Provided data
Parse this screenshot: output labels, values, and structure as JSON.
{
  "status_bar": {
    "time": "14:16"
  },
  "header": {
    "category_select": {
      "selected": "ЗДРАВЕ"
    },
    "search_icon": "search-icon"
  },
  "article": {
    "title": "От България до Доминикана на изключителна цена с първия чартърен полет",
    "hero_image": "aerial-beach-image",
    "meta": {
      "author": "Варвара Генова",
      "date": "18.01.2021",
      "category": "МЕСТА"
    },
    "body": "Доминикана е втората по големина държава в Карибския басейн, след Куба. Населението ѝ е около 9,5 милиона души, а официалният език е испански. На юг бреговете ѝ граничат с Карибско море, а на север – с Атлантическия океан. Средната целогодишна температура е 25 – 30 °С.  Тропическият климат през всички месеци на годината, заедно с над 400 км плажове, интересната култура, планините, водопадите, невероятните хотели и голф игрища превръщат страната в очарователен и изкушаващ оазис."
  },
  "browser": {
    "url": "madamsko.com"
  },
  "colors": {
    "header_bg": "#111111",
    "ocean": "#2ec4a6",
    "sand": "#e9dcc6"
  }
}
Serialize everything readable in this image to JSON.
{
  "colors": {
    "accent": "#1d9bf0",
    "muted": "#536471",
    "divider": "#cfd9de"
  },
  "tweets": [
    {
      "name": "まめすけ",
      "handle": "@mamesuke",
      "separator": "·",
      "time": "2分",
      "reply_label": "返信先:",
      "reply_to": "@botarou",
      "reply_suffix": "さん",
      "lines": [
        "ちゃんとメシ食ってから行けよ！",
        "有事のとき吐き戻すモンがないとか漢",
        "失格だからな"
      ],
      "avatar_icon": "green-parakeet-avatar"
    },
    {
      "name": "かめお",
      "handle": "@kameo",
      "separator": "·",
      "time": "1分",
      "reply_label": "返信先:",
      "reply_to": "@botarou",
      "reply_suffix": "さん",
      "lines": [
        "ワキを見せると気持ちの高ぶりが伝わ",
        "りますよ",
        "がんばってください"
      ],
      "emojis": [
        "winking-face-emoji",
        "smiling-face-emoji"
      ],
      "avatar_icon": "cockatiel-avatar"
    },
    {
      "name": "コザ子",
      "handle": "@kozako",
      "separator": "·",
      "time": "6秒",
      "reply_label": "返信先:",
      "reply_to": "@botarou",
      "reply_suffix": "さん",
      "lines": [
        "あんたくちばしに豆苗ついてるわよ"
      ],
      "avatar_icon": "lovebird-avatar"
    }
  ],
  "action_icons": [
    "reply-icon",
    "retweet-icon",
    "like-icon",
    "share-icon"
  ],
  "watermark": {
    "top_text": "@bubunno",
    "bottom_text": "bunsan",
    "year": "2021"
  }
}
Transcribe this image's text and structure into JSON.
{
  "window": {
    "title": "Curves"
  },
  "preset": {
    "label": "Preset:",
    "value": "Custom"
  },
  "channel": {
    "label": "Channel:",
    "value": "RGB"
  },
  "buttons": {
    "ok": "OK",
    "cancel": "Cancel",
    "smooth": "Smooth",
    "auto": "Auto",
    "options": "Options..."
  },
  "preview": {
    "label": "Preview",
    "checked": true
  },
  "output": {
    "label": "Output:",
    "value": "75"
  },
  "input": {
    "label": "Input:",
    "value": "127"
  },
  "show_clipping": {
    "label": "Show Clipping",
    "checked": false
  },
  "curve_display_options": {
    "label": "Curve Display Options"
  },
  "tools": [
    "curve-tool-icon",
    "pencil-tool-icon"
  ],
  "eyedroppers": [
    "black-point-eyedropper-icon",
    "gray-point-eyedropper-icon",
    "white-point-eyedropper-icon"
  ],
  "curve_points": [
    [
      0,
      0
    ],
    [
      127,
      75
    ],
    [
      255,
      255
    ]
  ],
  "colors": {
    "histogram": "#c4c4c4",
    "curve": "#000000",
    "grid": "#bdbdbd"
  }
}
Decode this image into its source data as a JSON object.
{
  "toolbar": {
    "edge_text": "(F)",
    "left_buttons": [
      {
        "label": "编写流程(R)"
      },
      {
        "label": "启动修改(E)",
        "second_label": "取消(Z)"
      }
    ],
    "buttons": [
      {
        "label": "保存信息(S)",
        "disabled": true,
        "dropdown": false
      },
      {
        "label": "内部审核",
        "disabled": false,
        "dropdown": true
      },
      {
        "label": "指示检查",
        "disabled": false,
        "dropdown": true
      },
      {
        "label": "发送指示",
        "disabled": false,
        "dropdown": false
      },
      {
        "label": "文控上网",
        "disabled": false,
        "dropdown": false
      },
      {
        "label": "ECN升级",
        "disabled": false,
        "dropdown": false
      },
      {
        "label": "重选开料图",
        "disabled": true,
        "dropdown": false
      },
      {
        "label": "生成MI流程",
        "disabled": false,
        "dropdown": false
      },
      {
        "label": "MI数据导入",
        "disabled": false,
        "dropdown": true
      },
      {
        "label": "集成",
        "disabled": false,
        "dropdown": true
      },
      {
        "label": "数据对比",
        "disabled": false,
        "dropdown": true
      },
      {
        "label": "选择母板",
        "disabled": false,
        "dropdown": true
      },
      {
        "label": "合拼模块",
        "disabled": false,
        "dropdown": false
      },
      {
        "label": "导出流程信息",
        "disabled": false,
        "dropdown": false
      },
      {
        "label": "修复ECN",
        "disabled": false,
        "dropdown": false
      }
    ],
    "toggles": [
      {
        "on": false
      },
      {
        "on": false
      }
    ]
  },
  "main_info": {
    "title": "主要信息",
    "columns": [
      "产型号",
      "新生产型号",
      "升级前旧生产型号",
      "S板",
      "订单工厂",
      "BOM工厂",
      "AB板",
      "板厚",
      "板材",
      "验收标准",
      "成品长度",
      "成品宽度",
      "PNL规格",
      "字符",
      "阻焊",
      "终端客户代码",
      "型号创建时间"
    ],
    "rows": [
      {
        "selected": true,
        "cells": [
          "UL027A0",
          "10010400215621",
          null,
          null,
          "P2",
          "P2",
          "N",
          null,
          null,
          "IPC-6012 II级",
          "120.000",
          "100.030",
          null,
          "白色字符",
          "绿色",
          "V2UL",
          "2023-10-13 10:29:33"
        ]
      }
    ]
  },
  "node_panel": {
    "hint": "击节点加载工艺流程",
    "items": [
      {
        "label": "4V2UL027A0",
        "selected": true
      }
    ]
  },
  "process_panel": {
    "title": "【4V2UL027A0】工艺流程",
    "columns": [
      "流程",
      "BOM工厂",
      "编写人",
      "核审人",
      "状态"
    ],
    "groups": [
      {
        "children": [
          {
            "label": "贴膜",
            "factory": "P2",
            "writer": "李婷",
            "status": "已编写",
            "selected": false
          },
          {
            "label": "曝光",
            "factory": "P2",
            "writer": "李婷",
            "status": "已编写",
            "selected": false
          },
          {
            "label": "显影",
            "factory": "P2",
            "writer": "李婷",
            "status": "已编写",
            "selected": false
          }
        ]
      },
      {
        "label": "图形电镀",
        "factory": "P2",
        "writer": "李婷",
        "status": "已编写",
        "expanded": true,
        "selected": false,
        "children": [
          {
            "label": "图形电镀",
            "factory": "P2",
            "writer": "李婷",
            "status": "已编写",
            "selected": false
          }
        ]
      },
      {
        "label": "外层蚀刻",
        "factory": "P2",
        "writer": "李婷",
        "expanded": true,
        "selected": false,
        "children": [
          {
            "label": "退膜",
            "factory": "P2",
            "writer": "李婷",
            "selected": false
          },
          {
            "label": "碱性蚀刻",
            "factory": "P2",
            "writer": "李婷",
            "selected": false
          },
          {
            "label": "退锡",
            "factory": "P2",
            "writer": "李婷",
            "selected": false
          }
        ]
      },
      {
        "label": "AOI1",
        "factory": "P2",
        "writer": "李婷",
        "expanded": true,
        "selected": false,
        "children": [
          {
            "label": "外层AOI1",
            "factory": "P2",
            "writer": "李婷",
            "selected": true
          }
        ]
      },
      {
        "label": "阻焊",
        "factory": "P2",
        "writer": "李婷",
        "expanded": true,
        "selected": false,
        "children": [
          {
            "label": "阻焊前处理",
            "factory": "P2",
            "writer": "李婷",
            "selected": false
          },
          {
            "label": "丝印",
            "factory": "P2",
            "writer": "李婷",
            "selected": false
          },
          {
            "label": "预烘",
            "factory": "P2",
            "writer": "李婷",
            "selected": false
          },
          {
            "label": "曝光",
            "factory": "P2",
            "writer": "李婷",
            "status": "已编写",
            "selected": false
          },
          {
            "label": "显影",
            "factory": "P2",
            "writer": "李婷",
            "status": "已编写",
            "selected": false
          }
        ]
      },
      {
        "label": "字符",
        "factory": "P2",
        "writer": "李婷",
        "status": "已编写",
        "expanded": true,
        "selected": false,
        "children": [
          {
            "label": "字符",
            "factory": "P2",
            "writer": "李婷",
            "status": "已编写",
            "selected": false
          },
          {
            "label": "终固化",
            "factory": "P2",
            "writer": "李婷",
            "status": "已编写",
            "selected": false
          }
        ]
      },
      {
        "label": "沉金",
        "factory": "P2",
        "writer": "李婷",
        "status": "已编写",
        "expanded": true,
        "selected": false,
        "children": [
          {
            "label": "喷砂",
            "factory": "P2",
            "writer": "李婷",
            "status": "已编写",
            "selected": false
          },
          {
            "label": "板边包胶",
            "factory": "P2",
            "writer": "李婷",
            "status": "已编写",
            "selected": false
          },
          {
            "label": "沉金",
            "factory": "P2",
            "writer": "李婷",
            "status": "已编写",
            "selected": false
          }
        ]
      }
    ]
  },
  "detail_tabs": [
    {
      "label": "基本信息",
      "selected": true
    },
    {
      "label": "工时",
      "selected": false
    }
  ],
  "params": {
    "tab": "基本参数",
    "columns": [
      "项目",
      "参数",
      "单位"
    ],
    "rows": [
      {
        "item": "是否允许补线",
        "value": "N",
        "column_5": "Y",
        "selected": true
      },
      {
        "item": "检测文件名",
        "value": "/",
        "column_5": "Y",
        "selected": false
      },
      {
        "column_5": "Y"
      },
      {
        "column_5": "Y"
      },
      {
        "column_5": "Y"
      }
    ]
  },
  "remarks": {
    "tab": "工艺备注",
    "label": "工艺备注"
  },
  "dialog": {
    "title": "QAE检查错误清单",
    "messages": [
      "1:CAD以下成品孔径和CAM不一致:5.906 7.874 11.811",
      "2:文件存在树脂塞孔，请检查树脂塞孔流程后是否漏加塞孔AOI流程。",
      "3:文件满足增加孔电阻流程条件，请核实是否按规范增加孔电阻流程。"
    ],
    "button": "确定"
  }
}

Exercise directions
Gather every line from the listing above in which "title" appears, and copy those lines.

Solution below
    "title": "От България до Доминикана на изключителна цена с първия чартърен полет",
    "title": "Curves"
    "title": "主要信息",
    "title": "【4V2UL027A0】工艺流程",
    "title": "QAE检查错误清单",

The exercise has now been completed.